(Records from a dataset)
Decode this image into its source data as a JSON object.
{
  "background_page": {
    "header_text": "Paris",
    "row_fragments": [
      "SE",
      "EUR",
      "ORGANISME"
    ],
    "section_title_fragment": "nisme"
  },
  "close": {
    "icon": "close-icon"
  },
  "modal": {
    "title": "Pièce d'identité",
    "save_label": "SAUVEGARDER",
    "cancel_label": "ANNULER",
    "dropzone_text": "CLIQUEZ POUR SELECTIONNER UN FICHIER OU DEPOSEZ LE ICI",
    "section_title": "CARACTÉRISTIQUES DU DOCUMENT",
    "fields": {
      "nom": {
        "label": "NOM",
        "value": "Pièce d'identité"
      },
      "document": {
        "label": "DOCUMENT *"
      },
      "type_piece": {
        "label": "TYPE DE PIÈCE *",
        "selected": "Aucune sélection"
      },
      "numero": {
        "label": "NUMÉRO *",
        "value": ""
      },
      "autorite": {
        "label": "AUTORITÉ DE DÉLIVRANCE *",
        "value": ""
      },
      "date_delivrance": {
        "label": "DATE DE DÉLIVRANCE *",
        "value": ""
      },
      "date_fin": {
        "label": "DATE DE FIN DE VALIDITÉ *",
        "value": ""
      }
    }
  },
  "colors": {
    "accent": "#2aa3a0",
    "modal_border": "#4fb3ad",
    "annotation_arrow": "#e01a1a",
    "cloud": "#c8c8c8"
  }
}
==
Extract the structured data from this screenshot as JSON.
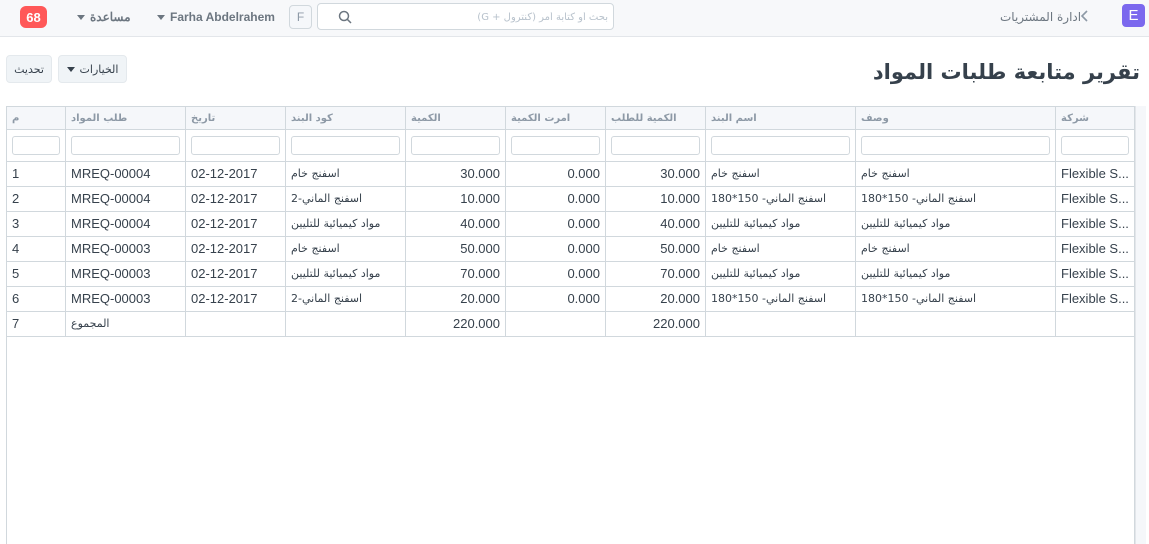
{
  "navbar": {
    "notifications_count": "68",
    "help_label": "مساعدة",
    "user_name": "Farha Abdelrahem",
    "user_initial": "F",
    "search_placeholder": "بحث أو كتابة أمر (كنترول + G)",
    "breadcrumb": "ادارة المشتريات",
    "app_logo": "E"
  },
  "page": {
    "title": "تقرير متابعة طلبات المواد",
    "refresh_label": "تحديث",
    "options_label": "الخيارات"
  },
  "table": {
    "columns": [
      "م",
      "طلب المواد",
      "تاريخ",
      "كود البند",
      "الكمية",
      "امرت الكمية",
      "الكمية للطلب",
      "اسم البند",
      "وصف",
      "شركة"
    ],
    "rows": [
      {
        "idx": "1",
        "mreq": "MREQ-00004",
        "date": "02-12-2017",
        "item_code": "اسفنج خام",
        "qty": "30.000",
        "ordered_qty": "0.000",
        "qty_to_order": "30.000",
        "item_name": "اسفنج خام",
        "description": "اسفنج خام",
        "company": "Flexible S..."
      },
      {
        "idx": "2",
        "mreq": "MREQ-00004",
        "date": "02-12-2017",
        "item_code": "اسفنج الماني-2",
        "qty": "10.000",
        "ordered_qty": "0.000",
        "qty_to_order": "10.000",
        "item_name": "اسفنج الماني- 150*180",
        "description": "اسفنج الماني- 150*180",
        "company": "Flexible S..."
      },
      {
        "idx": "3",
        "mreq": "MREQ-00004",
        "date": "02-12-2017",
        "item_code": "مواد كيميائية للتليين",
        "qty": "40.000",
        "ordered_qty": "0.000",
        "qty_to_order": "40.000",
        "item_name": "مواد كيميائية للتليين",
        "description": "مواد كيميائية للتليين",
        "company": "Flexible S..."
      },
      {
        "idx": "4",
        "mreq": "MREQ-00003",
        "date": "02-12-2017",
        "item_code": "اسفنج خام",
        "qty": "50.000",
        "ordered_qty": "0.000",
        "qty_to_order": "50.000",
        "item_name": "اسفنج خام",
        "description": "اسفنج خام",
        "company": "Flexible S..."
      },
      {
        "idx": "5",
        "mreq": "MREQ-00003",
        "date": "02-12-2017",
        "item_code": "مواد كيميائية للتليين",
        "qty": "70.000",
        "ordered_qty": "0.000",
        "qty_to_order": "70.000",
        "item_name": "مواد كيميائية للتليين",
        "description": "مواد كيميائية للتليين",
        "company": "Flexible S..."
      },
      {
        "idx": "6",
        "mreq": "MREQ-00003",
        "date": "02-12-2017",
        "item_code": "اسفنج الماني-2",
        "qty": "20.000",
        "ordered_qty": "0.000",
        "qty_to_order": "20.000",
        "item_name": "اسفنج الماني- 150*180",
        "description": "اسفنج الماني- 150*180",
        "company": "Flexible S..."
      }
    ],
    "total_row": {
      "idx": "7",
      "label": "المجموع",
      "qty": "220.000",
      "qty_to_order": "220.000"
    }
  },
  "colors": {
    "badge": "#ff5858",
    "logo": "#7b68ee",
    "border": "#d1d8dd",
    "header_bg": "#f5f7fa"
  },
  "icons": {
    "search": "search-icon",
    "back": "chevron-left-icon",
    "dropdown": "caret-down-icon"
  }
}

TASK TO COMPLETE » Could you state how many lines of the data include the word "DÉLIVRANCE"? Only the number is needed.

EXERCISE SOLUTION » 2